Dr. Sophie Chargé is the associate director of knowledge mobilization with Canadian Blood Services’ Centre for Innovation. Sophie trained as a medical lab technologist in France, went on to pursue a PhD in developmental biology from the University of London and post-doctoral training in cellular and molecular biology at the Ottawa Hospital Research Institute. Her research training took her from studying type 2 diabetes to skeletal muscle development and regeneration. Sophie left the “bench” to pursue her interests in developing programs that facilitate knowledge mobilization and dissemination to further the impact of research and promote evidence-based decision-making.

Unveiling the 2018 BloodTechNet awardees


Wednesday, August 08, 2018
BloodTechNet is a competitive funding program that supports projects aimed at delivering innovative educational resources for healthcare professionals in the transfusion, cellular therapy, and transplantation communities. Again this year, we were impressed by the quality of the applications received for the BloodTechNet competition and we look forward to seeing the educational resources that the four new projects will produce in about a year. To share our excitement, here’s a taste of what’s to come! Enhancing knowledge about blood groups and antibodies to prevent transfusion reactions The

The things we do for safety – Battling bacteria (part II)


Thursday, June 08, 2017
Previous posts in our "The things we do for safety" series Battling bacteria - part I Leukoreduction In a previous post, we wrote about the donor screening criteria, the arm scrub and the diversion pouch. These are important steps in our blood collection process to limit the introduction of bacteria present on the skin or in the blood of donors into blood products. In this post, we explore other lines of defence in our battle against bacteria. The entire blood product manufacturing process is conducted in a “closed-system”. Through a clever set-up of tubings and bags, the collected blood is

The things we do for safety: Battling bacteria (part 1)

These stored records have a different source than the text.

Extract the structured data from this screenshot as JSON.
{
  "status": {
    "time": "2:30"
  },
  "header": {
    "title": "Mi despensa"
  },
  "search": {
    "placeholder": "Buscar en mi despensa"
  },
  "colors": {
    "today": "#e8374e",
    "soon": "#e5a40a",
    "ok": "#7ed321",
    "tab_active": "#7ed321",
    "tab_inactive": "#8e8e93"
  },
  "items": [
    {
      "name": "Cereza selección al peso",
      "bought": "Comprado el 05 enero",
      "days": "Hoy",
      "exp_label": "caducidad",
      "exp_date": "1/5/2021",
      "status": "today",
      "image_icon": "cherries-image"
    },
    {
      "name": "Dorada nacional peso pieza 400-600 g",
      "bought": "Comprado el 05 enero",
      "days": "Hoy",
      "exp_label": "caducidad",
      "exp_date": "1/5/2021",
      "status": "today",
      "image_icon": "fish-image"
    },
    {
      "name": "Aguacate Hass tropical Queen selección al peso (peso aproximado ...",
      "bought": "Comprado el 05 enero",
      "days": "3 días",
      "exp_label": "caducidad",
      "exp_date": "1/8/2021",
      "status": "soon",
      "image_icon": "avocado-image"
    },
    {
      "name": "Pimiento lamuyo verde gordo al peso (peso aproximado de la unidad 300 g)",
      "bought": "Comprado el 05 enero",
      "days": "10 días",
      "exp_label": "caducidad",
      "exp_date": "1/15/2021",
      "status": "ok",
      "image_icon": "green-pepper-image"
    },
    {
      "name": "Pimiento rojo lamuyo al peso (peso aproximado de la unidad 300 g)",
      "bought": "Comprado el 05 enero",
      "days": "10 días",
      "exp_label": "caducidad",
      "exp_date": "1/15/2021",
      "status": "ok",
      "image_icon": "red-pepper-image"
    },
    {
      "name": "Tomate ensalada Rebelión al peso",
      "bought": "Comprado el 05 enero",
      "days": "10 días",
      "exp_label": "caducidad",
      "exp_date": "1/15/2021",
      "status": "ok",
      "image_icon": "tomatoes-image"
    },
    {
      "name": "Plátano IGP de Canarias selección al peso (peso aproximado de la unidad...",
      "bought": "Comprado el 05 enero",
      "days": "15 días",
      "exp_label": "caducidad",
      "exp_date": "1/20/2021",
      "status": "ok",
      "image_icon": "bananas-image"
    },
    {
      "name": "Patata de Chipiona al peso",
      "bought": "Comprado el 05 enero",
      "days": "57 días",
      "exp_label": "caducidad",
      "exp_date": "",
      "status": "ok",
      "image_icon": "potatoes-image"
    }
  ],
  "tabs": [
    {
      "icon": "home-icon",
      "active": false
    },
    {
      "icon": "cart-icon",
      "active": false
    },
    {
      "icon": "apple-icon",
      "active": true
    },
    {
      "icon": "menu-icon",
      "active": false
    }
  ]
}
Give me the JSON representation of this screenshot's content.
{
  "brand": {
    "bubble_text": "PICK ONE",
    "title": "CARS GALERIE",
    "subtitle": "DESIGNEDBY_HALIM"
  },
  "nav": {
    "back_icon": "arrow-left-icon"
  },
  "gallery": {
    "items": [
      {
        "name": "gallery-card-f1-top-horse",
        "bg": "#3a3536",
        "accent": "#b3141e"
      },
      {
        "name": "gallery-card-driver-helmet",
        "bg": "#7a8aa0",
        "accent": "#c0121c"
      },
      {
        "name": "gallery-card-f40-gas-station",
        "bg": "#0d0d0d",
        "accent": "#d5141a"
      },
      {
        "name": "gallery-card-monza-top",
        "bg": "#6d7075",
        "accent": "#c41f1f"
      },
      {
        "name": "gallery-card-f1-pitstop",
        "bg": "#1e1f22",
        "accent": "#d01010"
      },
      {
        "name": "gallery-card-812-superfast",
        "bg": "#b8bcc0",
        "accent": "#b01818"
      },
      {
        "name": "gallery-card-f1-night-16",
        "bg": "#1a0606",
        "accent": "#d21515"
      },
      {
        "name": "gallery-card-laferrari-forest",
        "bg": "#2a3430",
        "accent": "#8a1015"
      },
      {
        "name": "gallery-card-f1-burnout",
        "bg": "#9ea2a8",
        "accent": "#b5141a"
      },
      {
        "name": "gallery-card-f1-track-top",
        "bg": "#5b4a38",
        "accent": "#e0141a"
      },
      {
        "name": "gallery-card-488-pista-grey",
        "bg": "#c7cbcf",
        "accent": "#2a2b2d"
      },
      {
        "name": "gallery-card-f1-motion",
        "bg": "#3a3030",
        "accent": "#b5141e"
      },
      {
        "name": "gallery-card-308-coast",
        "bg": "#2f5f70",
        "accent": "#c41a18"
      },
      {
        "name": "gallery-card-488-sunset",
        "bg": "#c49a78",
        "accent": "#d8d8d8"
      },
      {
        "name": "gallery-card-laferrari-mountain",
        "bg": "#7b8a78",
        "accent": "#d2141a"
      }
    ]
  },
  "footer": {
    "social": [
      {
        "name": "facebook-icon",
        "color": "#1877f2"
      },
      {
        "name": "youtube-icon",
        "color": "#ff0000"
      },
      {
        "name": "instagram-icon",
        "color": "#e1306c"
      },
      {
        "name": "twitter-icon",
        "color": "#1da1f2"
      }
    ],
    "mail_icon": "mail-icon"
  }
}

Wednesday, February 08, 2017
A previous post in our "The things we do for safety" series explores leukoreduction - or how white blood cells or leukocytes get filtered out of blood products to reduce the risk of transfusion-related reactions. Battling bacteria (part 1) Bacteria can be found pretty much everywhere and while some contribute to our wellness others can cause serious harm, especially if transfused to a patient whose health is already compromised. Over the years, blood operators have implemented a variety of measures to limit the bacterial contamination of blood components. In this series on “Battling bacteria”

The things we do for safety: Leukoreduction


Wednesday, November 02, 2016
Canadian Blood Services implemented leukoreduction for the production of its red blood cells and platelet components in the late 1990s.